(Dataset rows describing interfaces)
......

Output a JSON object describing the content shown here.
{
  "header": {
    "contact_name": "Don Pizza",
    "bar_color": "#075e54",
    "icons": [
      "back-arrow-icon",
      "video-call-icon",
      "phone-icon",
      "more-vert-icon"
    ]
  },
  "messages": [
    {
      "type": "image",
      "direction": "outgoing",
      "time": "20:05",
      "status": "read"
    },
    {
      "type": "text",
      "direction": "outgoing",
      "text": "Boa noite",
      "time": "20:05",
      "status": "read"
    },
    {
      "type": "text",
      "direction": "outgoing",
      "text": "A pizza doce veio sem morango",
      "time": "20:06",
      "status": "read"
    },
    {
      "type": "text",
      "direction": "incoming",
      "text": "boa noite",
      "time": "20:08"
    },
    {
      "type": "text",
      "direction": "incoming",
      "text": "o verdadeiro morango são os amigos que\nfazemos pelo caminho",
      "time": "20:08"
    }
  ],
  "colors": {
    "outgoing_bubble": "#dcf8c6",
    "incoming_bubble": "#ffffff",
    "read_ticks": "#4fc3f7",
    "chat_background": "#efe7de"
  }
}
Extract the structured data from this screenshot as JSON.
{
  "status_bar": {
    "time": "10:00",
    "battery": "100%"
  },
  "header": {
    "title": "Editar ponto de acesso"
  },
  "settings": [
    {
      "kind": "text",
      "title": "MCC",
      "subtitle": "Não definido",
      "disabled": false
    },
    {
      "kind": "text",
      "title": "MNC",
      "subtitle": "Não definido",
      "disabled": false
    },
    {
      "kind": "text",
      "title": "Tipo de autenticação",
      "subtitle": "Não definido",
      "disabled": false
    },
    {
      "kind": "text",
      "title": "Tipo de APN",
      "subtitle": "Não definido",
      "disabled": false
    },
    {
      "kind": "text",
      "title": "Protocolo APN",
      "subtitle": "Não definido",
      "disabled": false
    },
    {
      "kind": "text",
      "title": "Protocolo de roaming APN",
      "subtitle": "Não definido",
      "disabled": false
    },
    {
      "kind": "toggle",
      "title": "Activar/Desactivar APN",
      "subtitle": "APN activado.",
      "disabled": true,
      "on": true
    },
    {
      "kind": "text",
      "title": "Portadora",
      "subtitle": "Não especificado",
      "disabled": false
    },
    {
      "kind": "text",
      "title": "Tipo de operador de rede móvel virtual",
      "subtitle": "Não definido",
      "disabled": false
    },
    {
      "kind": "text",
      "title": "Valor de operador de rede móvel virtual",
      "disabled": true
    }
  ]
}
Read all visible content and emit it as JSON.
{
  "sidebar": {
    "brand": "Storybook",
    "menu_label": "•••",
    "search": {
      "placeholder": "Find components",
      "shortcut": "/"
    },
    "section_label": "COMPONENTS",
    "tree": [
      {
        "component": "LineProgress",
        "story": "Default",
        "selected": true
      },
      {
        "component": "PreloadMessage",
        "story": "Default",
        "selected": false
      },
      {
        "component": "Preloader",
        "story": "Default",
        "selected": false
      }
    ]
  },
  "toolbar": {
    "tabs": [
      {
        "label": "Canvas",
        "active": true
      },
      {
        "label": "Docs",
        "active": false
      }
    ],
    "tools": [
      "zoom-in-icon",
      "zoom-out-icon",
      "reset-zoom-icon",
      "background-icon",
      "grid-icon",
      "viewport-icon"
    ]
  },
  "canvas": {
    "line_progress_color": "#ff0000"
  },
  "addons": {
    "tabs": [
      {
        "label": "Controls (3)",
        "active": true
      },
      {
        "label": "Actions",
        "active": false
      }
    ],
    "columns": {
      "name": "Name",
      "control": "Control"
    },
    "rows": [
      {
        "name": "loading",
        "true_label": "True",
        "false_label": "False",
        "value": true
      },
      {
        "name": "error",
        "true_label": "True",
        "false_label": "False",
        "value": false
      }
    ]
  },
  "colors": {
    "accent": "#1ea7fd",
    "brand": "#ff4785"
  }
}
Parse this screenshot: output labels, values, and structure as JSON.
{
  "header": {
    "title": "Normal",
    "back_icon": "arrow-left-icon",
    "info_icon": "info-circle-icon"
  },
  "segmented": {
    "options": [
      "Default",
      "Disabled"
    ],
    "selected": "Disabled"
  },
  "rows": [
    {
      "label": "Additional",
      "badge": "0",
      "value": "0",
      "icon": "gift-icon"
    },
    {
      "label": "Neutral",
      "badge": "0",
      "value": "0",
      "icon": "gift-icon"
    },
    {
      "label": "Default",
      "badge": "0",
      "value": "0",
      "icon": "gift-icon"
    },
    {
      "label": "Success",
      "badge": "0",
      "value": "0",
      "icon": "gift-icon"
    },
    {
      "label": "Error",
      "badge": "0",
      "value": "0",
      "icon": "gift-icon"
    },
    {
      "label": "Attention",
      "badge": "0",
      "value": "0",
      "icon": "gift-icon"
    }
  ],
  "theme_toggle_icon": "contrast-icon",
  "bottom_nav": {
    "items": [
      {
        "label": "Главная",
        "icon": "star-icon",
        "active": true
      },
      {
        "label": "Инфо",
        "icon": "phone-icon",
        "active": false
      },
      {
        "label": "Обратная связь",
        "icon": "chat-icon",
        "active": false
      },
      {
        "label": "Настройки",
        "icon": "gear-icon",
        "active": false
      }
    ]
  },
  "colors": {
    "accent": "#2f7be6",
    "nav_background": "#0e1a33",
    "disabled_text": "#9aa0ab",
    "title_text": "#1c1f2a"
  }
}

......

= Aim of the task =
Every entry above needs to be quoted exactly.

= Response below =
Output a JSON object describing the content shown here.
{
  "header": {
    "contact_name": "Don Pizza",
    "bar_color": "#075e54",
    "icons": [
      "back-arrow-icon",
      "video-call-icon",
      "phone-icon",
      "more-vert-icon"
    ]
  },
  "messages": [
    {
      "type": "image",
      "direction": "outgoing",
      "time": "20:05",
      "status": "read"
    },
    {
      "type": "text",
      "direction": "outgoing",
      "text": "Boa noite",
      "time": "20:05",
      "status": "read"
    },
    {
      "type": "text",
      "direction": "outgoing",
      "text": "A pizza doce veio sem morango",
      "time": "20:06",
      "status": "read"
    },
    {
      "type": "text",
      "direction": "incoming",
      "text": "boa noite",
      "time": "20:08"
    },
    {
      "type": "text",
      "direction": "incoming",
      "text": "o verdadeiro morango são os amigos que\nfazemos pelo caminho",
      "time": "20:08"
    }
  ],
  "colors": {
    "outgoing_bubble": "#dcf8c6",
    "incoming_bubble": "#ffffff",
    "read_ticks": "#4fc3f7",
    "chat_background": "#efe7de"
  }
}
Extract the structured data from this screenshot as JSON.
{
  "status_bar": {
    "time": "10:00",
    "battery": "100%"
  },
  "header": {
    "title": "Editar ponto de acesso"
  },
  "settings": [
    {
      "kind": "text",
      "title": "MCC",
      "subtitle": "Não definido",
      "disabled": false
    },
    {
      "kind": "text",
      "title": "MNC",
      "subtitle": "Não definido",
      "disabled": false
    },
    {
      "kind": "text",
      "title": "Tipo de autenticação",
      "subtitle": "Não definido",
      "disabled": false
    },
    {
      "kind": "text",
      "title": "Tipo de APN",
      "subtitle": "Não definido",
      "disabled": false
    },
    {
      "kind": "text",
      "title": "Protocolo APN",
      "subtitle": "Não definido",
      "disabled": false
    },
    {
      "kind": "text",
      "title": "Protocolo de roaming APN",
      "subtitle": "Não definido",
      "disabled": false
    },
    {
      "kind": "toggle",
      "title": "Activar/Desactivar APN",
      "subtitle": "APN activado.",
      "disabled": true,
      "on": true
    },
    {
      "kind": "text",
      "title": "Portadora",
      "subtitle": "Não especificado",
      "disabled": false
    },
    {
      "kind": "text",
      "title": "Tipo de operador de rede móvel virtual",
      "subtitle": "Não definido",
      "disabled": false
    },
    {
      "kind": "text",
      "title": "Valor de operador de rede móvel virtual",
      "disabled": true
    }
  ]
}
Read all visible content and emit it as JSON.
{
  "sidebar": {
    "brand": "Storybook",
    "menu_label": "•••",
    "search": {
      "placeholder": "Find components",
      "shortcut": "/"
    },
    "section_label": "COMPONENTS",
    "tree": [
      {
        "component": "LineProgress",
        "story": "Default",
        "selected": true
      },
      {
        "component": "PreloadMessage",
        "story": "Default",
        "selected": false
      },
      {
        "component": "Preloader",
        "story": "Default",
        "selected": false
      }
    ]
  },
  "toolbar": {
    "tabs": [
      {
        "label": "Canvas",
        "active": true
      },
      {
        "label": "Docs",
        "active": false
      }
    ],
    "tools": [
      "zoom-in-icon",
      "zoom-out-icon",
      "reset-zoom-icon",
      "background-icon",
      "grid-icon",
      "viewport-icon"
    ]
  },
  "canvas": {
    "line_progress_color": "#ff0000"
  },
  "addons": {
    "tabs": [
      {
        "label": "Controls (3)",
        "active": true
      },
      {
        "label": "Actions",
        "active": false
      }
    ],
    "columns": {
      "name": "Name",
      "control": "Control"
    },
    "rows": [
      {
        "name": "loading",
        "true_label": "True",
        "false_label": "False",
        "value": true
      },
      {
        "name": "error",
        "true_label": "True",
        "false_label": "False",
        "value": false
      }
    ]
  },
  "colors": {
    "accent": "#1ea7fd",
    "brand": "#ff4785"
  }
}
Parse this screenshot: output labels, values, and structure as JSON.
{
  "header": {
    "title": "Normal",
    "back_icon": "arrow-left-icon",
    "info_icon": "info-circle-icon"
  },
  "segmented": {
    "options": [
      "Default",
      "Disabled"
    ],
    "selected": "Disabled"
  },
  "rows": [
    {
      "label": "Additional",
      "badge": "0",
      "value": "0",
      "icon": "gift-icon"
    },
    {
      "label": "Neutral",
      "badge": "0",
      "value": "0",
      "icon": "gift-icon"
    },
    {
      "label": "Default",
      "badge": "0",
      "value": "0",
      "icon": "gift-icon"
    },
    {
      "label": "Success",
      "badge": "0",
      "value": "0",
      "icon": "gift-icon"
    },
    {
      "label": "Error",
      "badge": "0",
      "value": "0",
      "icon": "gift-icon"
    },
    {
      "label": "Attention",
      "badge": "0",
      "value": "0",
      "icon": "gift-icon"
    }
  ],
  "theme_toggle_icon": "contrast-icon",
  "bottom_nav": {
    "items": [
      {
        "label": "Главная",
        "icon": "star-icon",
        "active": true
      },
      {
        "label": "Инфо",
        "icon": "phone-icon",
        "active": false
      },
      {
        "label": "Обратная связь",
        "icon": "chat-icon",
        "active": false
      },
      {
        "label": "Настройки",
        "icon": "gear-icon",
        "active": false
      }
    ]
  },
  "colors": {
    "accent": "#2f7be6",
    "nav_background": "#0e1a33",
    "disabled_text": "#9aa0ab",
    "title_text": "#1c1f2a"
  }
}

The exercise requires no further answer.